» Work task:
From the records below, pull each line that has "Microsoft".

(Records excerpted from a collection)
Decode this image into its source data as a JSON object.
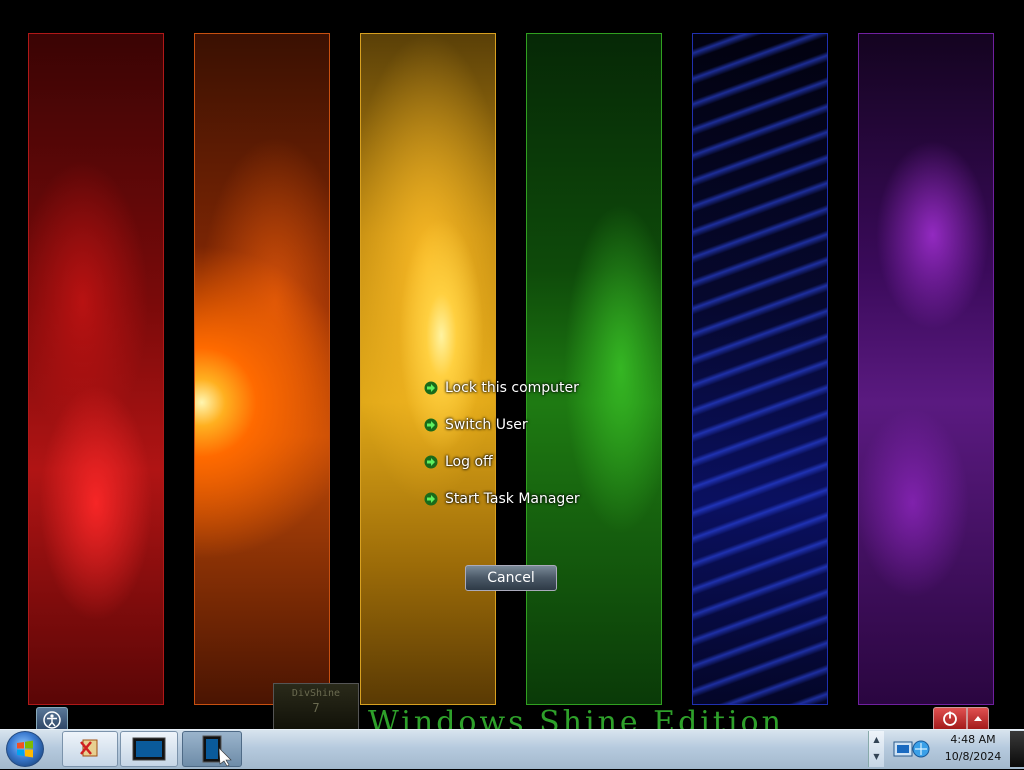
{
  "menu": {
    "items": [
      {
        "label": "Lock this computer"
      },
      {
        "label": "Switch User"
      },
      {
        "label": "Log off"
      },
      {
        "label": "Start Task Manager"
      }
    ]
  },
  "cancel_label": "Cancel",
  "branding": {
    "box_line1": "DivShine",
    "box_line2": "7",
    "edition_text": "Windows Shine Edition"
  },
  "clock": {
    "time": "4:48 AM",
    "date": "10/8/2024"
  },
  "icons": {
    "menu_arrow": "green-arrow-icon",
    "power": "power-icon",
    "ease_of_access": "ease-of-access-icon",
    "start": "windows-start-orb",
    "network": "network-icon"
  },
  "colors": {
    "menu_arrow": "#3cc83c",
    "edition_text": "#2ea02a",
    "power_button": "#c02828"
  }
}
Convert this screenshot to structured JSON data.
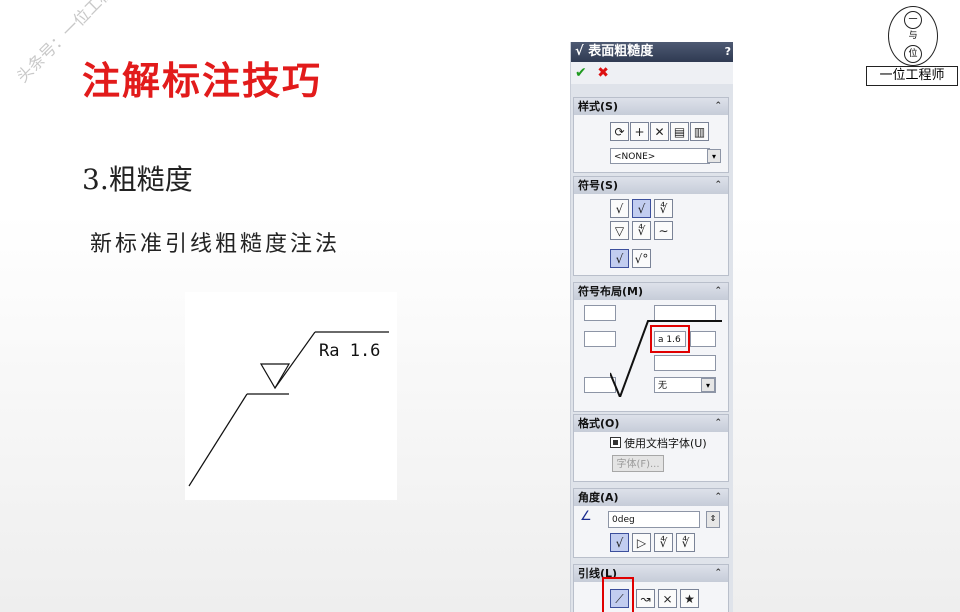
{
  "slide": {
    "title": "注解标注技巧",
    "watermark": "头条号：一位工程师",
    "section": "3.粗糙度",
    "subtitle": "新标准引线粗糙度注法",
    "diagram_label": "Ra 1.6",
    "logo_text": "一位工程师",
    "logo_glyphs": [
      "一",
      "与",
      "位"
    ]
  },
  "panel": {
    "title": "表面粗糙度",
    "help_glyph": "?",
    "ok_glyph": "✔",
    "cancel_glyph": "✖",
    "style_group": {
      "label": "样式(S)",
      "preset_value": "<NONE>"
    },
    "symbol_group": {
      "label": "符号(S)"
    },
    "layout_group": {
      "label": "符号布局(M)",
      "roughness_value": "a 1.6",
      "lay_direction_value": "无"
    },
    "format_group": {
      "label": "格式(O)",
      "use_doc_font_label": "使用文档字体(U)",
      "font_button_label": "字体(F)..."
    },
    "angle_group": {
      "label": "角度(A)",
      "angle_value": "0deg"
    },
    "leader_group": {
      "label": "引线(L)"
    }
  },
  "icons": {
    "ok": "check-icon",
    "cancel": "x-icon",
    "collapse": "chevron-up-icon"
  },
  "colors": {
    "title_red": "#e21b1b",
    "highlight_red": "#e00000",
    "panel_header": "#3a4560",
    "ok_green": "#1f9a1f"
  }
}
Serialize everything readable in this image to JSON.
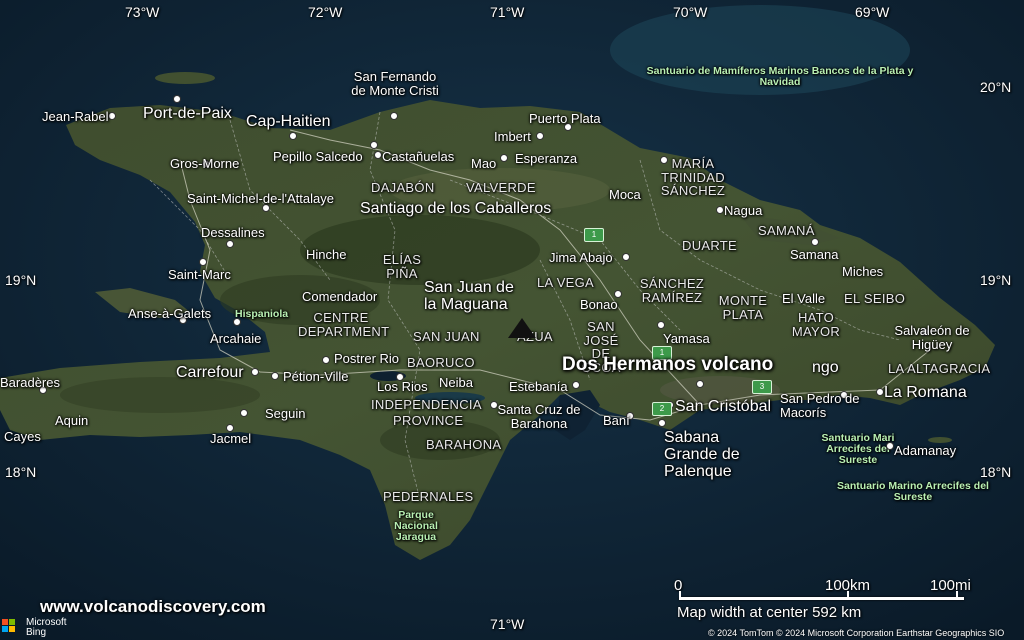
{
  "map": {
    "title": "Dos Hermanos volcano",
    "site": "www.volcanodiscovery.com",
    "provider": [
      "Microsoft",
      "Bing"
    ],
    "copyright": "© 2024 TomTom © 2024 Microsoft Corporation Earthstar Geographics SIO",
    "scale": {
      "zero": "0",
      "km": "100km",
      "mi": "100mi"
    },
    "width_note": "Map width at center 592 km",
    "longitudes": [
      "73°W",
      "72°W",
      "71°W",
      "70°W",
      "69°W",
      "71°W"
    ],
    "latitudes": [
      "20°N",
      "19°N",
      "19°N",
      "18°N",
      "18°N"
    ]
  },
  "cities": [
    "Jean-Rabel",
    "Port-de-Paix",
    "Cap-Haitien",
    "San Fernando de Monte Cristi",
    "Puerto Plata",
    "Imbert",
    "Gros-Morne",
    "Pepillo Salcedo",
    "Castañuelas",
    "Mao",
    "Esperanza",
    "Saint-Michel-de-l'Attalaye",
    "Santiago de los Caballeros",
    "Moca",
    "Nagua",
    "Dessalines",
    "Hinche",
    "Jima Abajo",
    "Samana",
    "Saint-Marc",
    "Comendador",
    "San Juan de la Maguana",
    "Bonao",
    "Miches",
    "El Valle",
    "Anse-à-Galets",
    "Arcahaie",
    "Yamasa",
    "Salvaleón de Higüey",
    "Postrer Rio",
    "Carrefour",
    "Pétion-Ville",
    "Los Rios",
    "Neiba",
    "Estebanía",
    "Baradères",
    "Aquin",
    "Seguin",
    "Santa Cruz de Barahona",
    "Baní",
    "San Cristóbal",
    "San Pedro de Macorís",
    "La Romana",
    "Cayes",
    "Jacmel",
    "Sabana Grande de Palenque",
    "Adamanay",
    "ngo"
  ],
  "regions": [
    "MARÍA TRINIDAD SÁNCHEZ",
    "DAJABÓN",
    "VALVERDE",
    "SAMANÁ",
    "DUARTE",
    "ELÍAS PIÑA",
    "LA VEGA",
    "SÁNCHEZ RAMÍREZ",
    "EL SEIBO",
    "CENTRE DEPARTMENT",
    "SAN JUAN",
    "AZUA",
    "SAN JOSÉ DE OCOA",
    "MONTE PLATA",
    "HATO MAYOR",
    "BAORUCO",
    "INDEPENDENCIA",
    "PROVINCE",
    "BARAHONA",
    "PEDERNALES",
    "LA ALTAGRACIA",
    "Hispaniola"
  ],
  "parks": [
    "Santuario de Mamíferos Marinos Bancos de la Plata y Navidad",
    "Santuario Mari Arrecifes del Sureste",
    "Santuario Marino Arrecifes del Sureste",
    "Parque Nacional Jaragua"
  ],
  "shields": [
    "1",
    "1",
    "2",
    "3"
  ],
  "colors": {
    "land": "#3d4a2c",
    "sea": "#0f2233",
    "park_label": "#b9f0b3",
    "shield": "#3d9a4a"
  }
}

» Completed exercise:
      "Microsoft",
    "copyright": "© 2024 TomTom © 2024 Microsoft Corporation Earthstar Geographics SIO",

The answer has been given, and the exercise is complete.